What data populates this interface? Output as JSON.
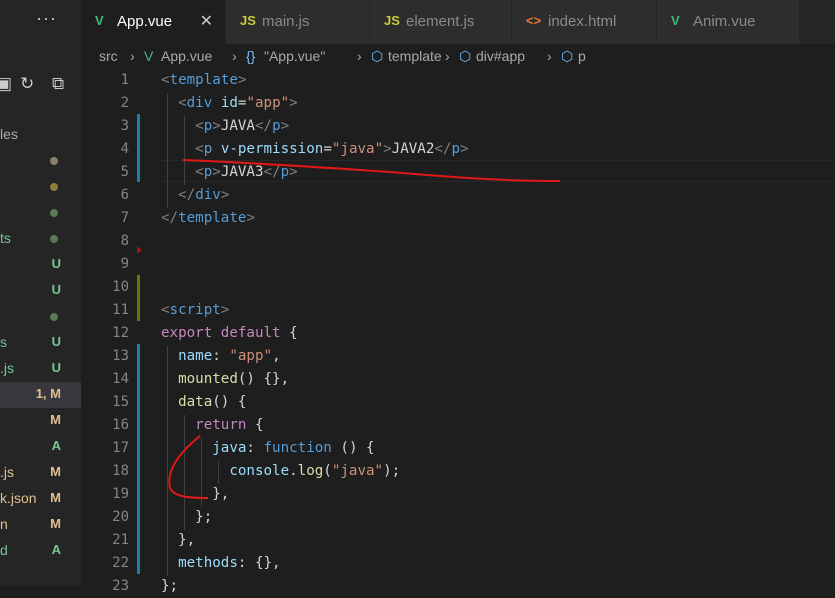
{
  "explorer": {
    "more": "···",
    "section_label": "les",
    "rows": [
      {
        "name": "",
        "badge": "",
        "dot": "#8b7f6a"
      },
      {
        "name": "",
        "badge": "",
        "dot": "#8b7d3a"
      },
      {
        "name": "",
        "badge": "",
        "dot": "#5a7a56"
      },
      {
        "name": "ts",
        "badge": "",
        "dot": "#5a7a56",
        "name_color": "#73c991"
      },
      {
        "name": "",
        "badge": "U",
        "name_color": "#73c991",
        "badge_color": "#73c991"
      },
      {
        "name": "",
        "badge": "U",
        "name_color": "#73c991",
        "badge_color": "#73c991"
      },
      {
        "name": "",
        "badge": "",
        "dot": "#5a7a56"
      },
      {
        "name": "s",
        "badge": "U",
        "name_color": "#73c991",
        "badge_color": "#73c991"
      },
      {
        "name": ".js",
        "badge": "U",
        "name_color": "#73c991",
        "badge_color": "#73c991"
      },
      {
        "name": "",
        "badge": "1, M",
        "name_color": "#e2c08d",
        "badge_color": "#e2c08d",
        "selected": true
      },
      {
        "name": "",
        "badge": "M",
        "name_color": "#e2c08d",
        "badge_color": "#e2c08d"
      },
      {
        "name": "",
        "badge": "A",
        "name_color": "#73c991",
        "badge_color": "#73c991"
      },
      {
        "name": ".js",
        "badge": "M",
        "name_color": "#e2c08d",
        "badge_color": "#e2c08d"
      },
      {
        "name": "k.json",
        "badge": "M",
        "name_color": "#e2c08d",
        "badge_color": "#e2c08d"
      },
      {
        "name": "n",
        "badge": "M",
        "name_color": "#e2c08d",
        "badge_color": "#e2c08d"
      },
      {
        "name": "d",
        "badge": "A",
        "name_color": "#73c991",
        "badge_color": "#73c991"
      }
    ]
  },
  "tabs": [
    {
      "label": "App.vue",
      "icon": "vue-icon",
      "icon_glyph": "V",
      "icon_color": "#41b883",
      "active": true,
      "close": "✕"
    },
    {
      "label": "main.js",
      "icon": "js-icon",
      "icon_glyph": "JS",
      "icon_color": "#cbcb41"
    },
    {
      "label": "element.js",
      "icon": "js-icon",
      "icon_glyph": "JS",
      "icon_color": "#cbcb41"
    },
    {
      "label": "index.html",
      "icon": "html-icon",
      "icon_glyph": "<>",
      "icon_color": "#e37933"
    },
    {
      "label": "Anim.vue",
      "icon": "vue-icon",
      "icon_glyph": "V",
      "icon_color": "#41b883"
    }
  ],
  "breadcrumb": {
    "items": [
      {
        "label": "src",
        "icon": ""
      },
      {
        "label": "App.vue",
        "icon": "vue"
      },
      {
        "label": "\"App.vue\"",
        "icon": "braces"
      },
      {
        "label": "template",
        "icon": "cube"
      },
      {
        "label": "div#app",
        "icon": "cube"
      },
      {
        "label": "p",
        "icon": "cube"
      }
    ],
    "separator": "›"
  },
  "colors": {
    "tag": "#808080",
    "tagname": "#569cd6",
    "attr": "#9cdcfe",
    "string": "#ce9178",
    "keyword": "#c586c0",
    "text": "#d4d4d4",
    "func": "#dcdcaa",
    "plain": "#d4d4d4",
    "modified": "#1b81a8",
    "added": "#587c0c",
    "annotation": "#e01818"
  },
  "editor": {
    "first_line_number": 1,
    "lines": [
      [
        [
          "<",
          "tag"
        ],
        [
          "template",
          "tagname"
        ],
        [
          ">",
          "tag"
        ]
      ],
      [
        [
          "  ",
          ""
        ],
        [
          "<",
          "tag"
        ],
        [
          "div",
          "tagname"
        ],
        [
          " ",
          ""
        ],
        [
          "id",
          "attr"
        ],
        [
          "=",
          "plain"
        ],
        [
          "\"app\"",
          "string"
        ],
        [
          ">",
          "tag"
        ]
      ],
      [
        [
          "    ",
          ""
        ],
        [
          "<",
          "tag"
        ],
        [
          "p",
          "tagname"
        ],
        [
          ">",
          "tag"
        ],
        [
          "JAVA",
          "text"
        ],
        [
          "</",
          "tag"
        ],
        [
          "p",
          "tagname"
        ],
        [
          ">",
          "tag"
        ]
      ],
      [
        [
          "    ",
          ""
        ],
        [
          "<",
          "tag"
        ],
        [
          "p",
          "tagname"
        ],
        [
          " ",
          ""
        ],
        [
          "v-permission",
          "attr"
        ],
        [
          "=",
          "plain"
        ],
        [
          "\"java\"",
          "string"
        ],
        [
          ">",
          "tag"
        ],
        [
          "JAVA2",
          "text"
        ],
        [
          "</",
          "tag"
        ],
        [
          "p",
          "tagname"
        ],
        [
          ">",
          "tag"
        ]
      ],
      [
        [
          "    ",
          ""
        ],
        [
          "<",
          "tag"
        ],
        [
          "p",
          "tagname"
        ],
        [
          ">",
          "tag"
        ],
        [
          "JAVA3",
          "text"
        ],
        [
          "</",
          "tag"
        ],
        [
          "p",
          "tagname"
        ],
        [
          ">",
          "tag"
        ]
      ],
      [
        [
          "  ",
          ""
        ],
        [
          "</",
          "tag"
        ],
        [
          "div",
          "tagname"
        ],
        [
          ">",
          "tag"
        ]
      ],
      [
        [
          "</",
          "tag"
        ],
        [
          "template",
          "tagname"
        ],
        [
          ">",
          "tag"
        ]
      ],
      [],
      [],
      [],
      [
        [
          "<",
          "tag"
        ],
        [
          "script",
          "tagname"
        ],
        [
          ">",
          "tag"
        ]
      ],
      [
        [
          "export default",
          "keyword"
        ],
        [
          " {",
          "plain"
        ]
      ],
      [
        [
          "  name",
          "attr"
        ],
        [
          ": ",
          "plain"
        ],
        [
          "\"app\"",
          "string"
        ],
        [
          ",",
          "plain"
        ]
      ],
      [
        [
          "  mounted",
          "func"
        ],
        [
          "() {},",
          "plain"
        ]
      ],
      [
        [
          "  data",
          "func"
        ],
        [
          "() {",
          "plain"
        ]
      ],
      [
        [
          "    return",
          "keyword"
        ],
        [
          " {",
          "plain"
        ]
      ],
      [
        [
          "      java",
          "attr"
        ],
        [
          ": ",
          "plain"
        ],
        [
          "function",
          "tagname"
        ],
        [
          " () {",
          "plain"
        ]
      ],
      [
        [
          "        console",
          "attr"
        ],
        [
          ".",
          "plain"
        ],
        [
          "log",
          "func"
        ],
        [
          "(",
          "plain"
        ],
        [
          "\"java\"",
          "string"
        ],
        [
          ");",
          "plain"
        ]
      ],
      [
        [
          "      },",
          "plain"
        ]
      ],
      [
        [
          "    };",
          "plain"
        ]
      ],
      [
        [
          "  },",
          "plain"
        ]
      ],
      [
        [
          "  methods",
          "attr"
        ],
        [
          ": {},",
          "plain"
        ]
      ],
      [
        [
          "};",
          "plain"
        ]
      ]
    ]
  }
}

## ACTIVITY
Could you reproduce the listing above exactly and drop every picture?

## YOUR RESPONSE
What data populates this interface? Output as JSON.
{
  "explorer": {
    "more": "···",
    "section_label": "les",
    "rows": [
      {
        "name": "",
        "badge": "",
        "dot": "#8b7f6a"
      },
      {
        "name": "",
        "badge": "",
        "dot": "#8b7d3a"
      },
      {
        "name": "",
        "badge": "",
        "dot": "#5a7a56"
      },
      {
        "name": "ts",
        "badge": "",
        "dot": "#5a7a56",
        "name_color": "#73c991"
      },
      {
        "name": "",
        "badge": "U",
        "name_color": "#73c991",
        "badge_color": "#73c991"
      },
      {
        "name": "",
        "badge": "U",
        "name_color": "#73c991",
        "badge_color": "#73c991"
      },
      {
        "name": "",
        "badge": "",
        "dot": "#5a7a56"
      },
      {
        "name": "s",
        "badge": "U",
        "name_color": "#73c991",
        "badge_color": "#73c991"
      },
      {
        "name": ".js",
        "badge": "U",
        "name_color": "#73c991",
        "badge_color": "#73c991"
      },
      {
        "name": "",
        "badge": "1, M",
        "name_color": "#e2c08d",
        "badge_color": "#e2c08d",
        "selected": true
      },
      {
        "name": "",
        "badge": "M",
        "name_color": "#e2c08d",
        "badge_color": "#e2c08d"
      },
      {
        "name": "",
        "badge": "A",
        "name_color": "#73c991",
        "badge_color": "#73c991"
      },
      {
        "name": ".js",
        "badge": "M",
        "name_color": "#e2c08d",
        "badge_color": "#e2c08d"
      },
      {
        "name": "k.json",
        "badge": "M",
        "name_color": "#e2c08d",
        "badge_color": "#e2c08d"
      },
      {
        "name": "n",
        "badge": "M",
        "name_color": "#e2c08d",
        "badge_color": "#e2c08d"
      },
      {
        "name": "d",
        "badge": "A",
        "name_color": "#73c991",
        "badge_color": "#73c991"
      }
    ]
  },
  "tabs": [
    {
      "label": "App.vue",
      "icon": "vue-icon",
      "icon_glyph": "V",
      "icon_color": "#41b883",
      "active": true,
      "close": "✕"
    },
    {
      "label": "main.js",
      "icon": "js-icon",
      "icon_glyph": "JS",
      "icon_color": "#cbcb41"
    },
    {
      "label": "element.js",
      "icon": "js-icon",
      "icon_glyph": "JS",
      "icon_color": "#cbcb41"
    },
    {
      "label": "index.html",
      "icon": "html-icon",
      "icon_glyph": "<>",
      "icon_color": "#e37933"
    },
    {
      "label": "Anim.vue",
      "icon": "vue-icon",
      "icon_glyph": "V",
      "icon_color": "#41b883"
    }
  ],
  "breadcrumb": {
    "items": [
      {
        "label": "src",
        "icon": ""
      },
      {
        "label": "App.vue",
        "icon": "vue"
      },
      {
        "label": "\"App.vue\"",
        "icon": "braces"
      },
      {
        "label": "template",
        "icon": "cube"
      },
      {
        "label": "div#app",
        "icon": "cube"
      },
      {
        "label": "p",
        "icon": "cube"
      }
    ],
    "separator": "›"
  },
  "colors": {
    "tag": "#808080",
    "tagname": "#569cd6",
    "attr": "#9cdcfe",
    "string": "#ce9178",
    "keyword": "#c586c0",
    "text": "#d4d4d4",
    "func": "#dcdcaa",
    "plain": "#d4d4d4",
    "modified": "#1b81a8",
    "added": "#587c0c",
    "annotation": "#e01818"
  },
  "editor": {
    "first_line_number": 1,
    "lines": [
      [
        [
          "<",
          "tag"
        ],
        [
          "template",
          "tagname"
        ],
        [
          ">",
          "tag"
        ]
      ],
      [
        [
          "  ",
          ""
        ],
        [
          "<",
          "tag"
        ],
        [
          "div",
          "tagname"
        ],
        [
          " ",
          ""
        ],
        [
          "id",
          "attr"
        ],
        [
          "=",
          "plain"
        ],
        [
          "\"app\"",
          "string"
        ],
        [
          ">",
          "tag"
        ]
      ],
      [
        [
          "    ",
          ""
        ],
        [
          "<",
          "tag"
        ],
        [
          "p",
          "tagname"
        ],
        [
          ">",
          "tag"
        ],
        [
          "JAVA",
          "text"
        ],
        [
          "</",
          "tag"
        ],
        [
          "p",
          "tagname"
        ],
        [
          ">",
          "tag"
        ]
      ],
      [
        [
          "    ",
          ""
        ],
        [
          "<",
          "tag"
        ],
        [
          "p",
          "tagname"
        ],
        [
          " ",
          ""
        ],
        [
          "v-permission",
          "attr"
        ],
        [
          "=",
          "plain"
        ],
        [
          "\"java\"",
          "string"
        ],
        [
          ">",
          "tag"
        ],
        [
          "JAVA2",
          "text"
        ],
        [
          "</",
          "tag"
        ],
        [
          "p",
          "tagname"
        ],
        [
          ">",
          "tag"
        ]
      ],
      [
        [
          "    ",
          ""
        ],
        [
          "<",
          "tag"
        ],
        [
          "p",
          "tagname"
        ],
        [
          ">",
          "tag"
        ],
        [
          "JAVA3",
          "text"
        ],
        [
          "</",
          "tag"
        ],
        [
          "p",
          "tagname"
        ],
        [
          ">",
          "tag"
        ]
      ],
      [
        [
          "  ",
          ""
        ],
        [
          "</",
          "tag"
        ],
        [
          "div",
          "tagname"
        ],
        [
          ">",
          "tag"
        ]
      ],
      [
        [
          "</",
          "tag"
        ],
        [
          "template",
          "tagname"
        ],
        [
          ">",
          "tag"
        ]
      ],
      [],
      [],
      [],
      [
        [
          "<",
          "tag"
        ],
        [
          "script",
          "tagname"
        ],
        [
          ">",
          "tag"
        ]
      ],
      [
        [
          "export default",
          "keyword"
        ],
        [
          " {",
          "plain"
        ]
      ],
      [
        [
          "  name",
          "attr"
        ],
        [
          ": ",
          "plain"
        ],
        [
          "\"app\"",
          "string"
        ],
        [
          ",",
          "plain"
        ]
      ],
      [
        [
          "  mounted",
          "func"
        ],
        [
          "() {},",
          "plain"
        ]
      ],
      [
        [
          "  data",
          "func"
        ],
        [
          "() {",
          "plain"
        ]
      ],
      [
        [
          "    return",
          "keyword"
        ],
        [
          " {",
          "plain"
        ]
      ],
      [
        [
          "      java",
          "attr"
        ],
        [
          ": ",
          "plain"
        ],
        [
          "function",
          "tagname"
        ],
        [
          " () {",
          "plain"
        ]
      ],
      [
        [
          "        console",
          "attr"
        ],
        [
          ".",
          "plain"
        ],
        [
          "log",
          "func"
        ],
        [
          "(",
          "plain"
        ],
        [
          "\"java\"",
          "string"
        ],
        [
          ");",
          "plain"
        ]
      ],
      [
        [
          "      },",
          "plain"
        ]
      ],
      [
        [
          "    };",
          "plain"
        ]
      ],
      [
        [
          "  },",
          "plain"
        ]
      ],
      [
        [
          "  methods",
          "attr"
        ],
        [
          ": {},",
          "plain"
        ]
      ],
      [
        [
          "};",
          "plain"
        ]
      ]
    ]
  }
}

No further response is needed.